The boss of Motability Operations is to step down by 2020 following criticism over his pay and a scathing review from the government’s spending watchdog.
The report from the National Audit Office revealed Mike Betts was in line for an extra £1.86m bonus on top of already “generous” pay.
The firm operates the Motability scheme which provides wheelchairs, cars and scooters to the disabled.
Mr Bett’s level of pay was described as “obscene” by MP Frank Field.
Mr Field, who chairs Parliament’s Work and Pensions Committee, said it was “beyond appalling to learn that money that could have been used to improve the lives of disabled people will be lining his pockets instead”.
The Motability scheme arranges cars, scooters and powered wheelchairs for disabled people in exchange for some of their state disability allowance. Motability Operations – the firm which runs the scheme – is a monopoly which faces no competition and also benefits from tax concessions.
The NAO report said the scheme had made more profit than intended, and that its customers had been charged £390m more than was required to cover lease costs.
Motability said it was making some changes in the light of the report and that Mr Betts, who came under the spotlight earlier this year when it was revealed he receives a £1.7m salary, would step down by 2020, once the recommendations of the NAO review had been implemented.
‘Large unplanned profits’
The NAO said the scheme provided “an excellent service to customers”, but because it operated in “a protected environment, supported by government” it was making high levels of unplanned profit and held large reserves.
“Motability Operations has taken an unnecessarily conservative view of risk, holds more in reserves than arguably it needs and has also made large unplanned profits,” said Sir Amyas Morse, the head of the NAO.
“On top of which there has been an internal view of executive performance as being ‘consistently extraordinary’, with the reward to match.”
Mr Morse questioned whether Motability’s governance and accountability arrangements were robust enough.
In March this year Motability Operations was holding £2.62bn in reserves, the NAO said.
The NAO also highlighted an incentive scheme designed to ensure Mr Betts stayed in post, which had not previously been disclosed. The bonus scheme was worth £1.86m in September this year.
Lord Sterling, chairman of the Motability charity, said in a statement that the scheme accepted the watchdog’s recommendations but said there were “areas still open to further debate”.
The finding that customers are being overcharged “runs quite contrary” to prices that are lower than the market rate, he said.
Neil Johnson, chairman of Motability Operations, said many of the changes recommended by the NAO were already being implemented, and defended the scheme’s operation.
“Our business model has allowed the company to return more than £500m in payments directly back to customers over the last 10 years.
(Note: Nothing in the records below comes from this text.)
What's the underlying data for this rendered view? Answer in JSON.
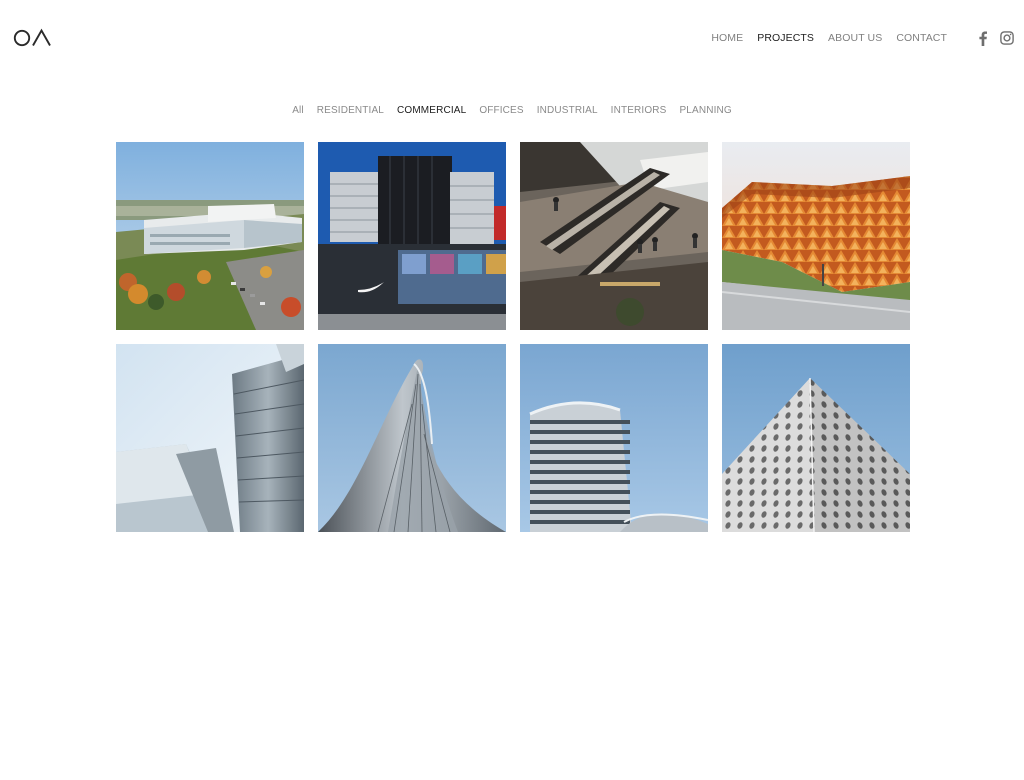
{
  "brand": {
    "logo_text": "OA"
  },
  "nav": {
    "items": [
      {
        "label": "HOME",
        "active": false
      },
      {
        "label": "PROJECTS",
        "active": true
      },
      {
        "label": "ABOUT US",
        "active": false
      },
      {
        "label": "CONTACT",
        "active": false
      }
    ],
    "social": [
      "facebook-icon",
      "instagram-icon"
    ]
  },
  "filters": [
    {
      "label": "All",
      "active": false
    },
    {
      "label": "RESIDENTIAL",
      "active": false
    },
    {
      "label": "COMMERCIAL",
      "active": true
    },
    {
      "label": "OFFICES",
      "active": false
    },
    {
      "label": "INDUSTRIAL",
      "active": false
    },
    {
      "label": "INTERIORS",
      "active": false
    },
    {
      "label": "PLANNING",
      "active": false
    }
  ],
  "projects": [
    {
      "image": "aerial-office-campus-autumn"
    },
    {
      "image": "glass-retail-building-blue-sky"
    },
    {
      "image": "mall-atrium-escalators"
    },
    {
      "image": "orange-triangular-facade-dusk"
    },
    {
      "image": "silver-curved-metal-facade"
    },
    {
      "image": "twisting-glass-tower"
    },
    {
      "image": "curved-residential-tower"
    },
    {
      "image": "perforated-white-corner-facade"
    }
  ],
  "colors": {
    "active_text": "#1f1f1f",
    "muted_text": "#808080",
    "background": "#ffffff"
  }
}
Moreover, efficient running of the scheme has ensured that prices are consistently 44% cheaper than any alternative.”
Mr Johnson is due to retire as chairman of Motability Operations in April 2019.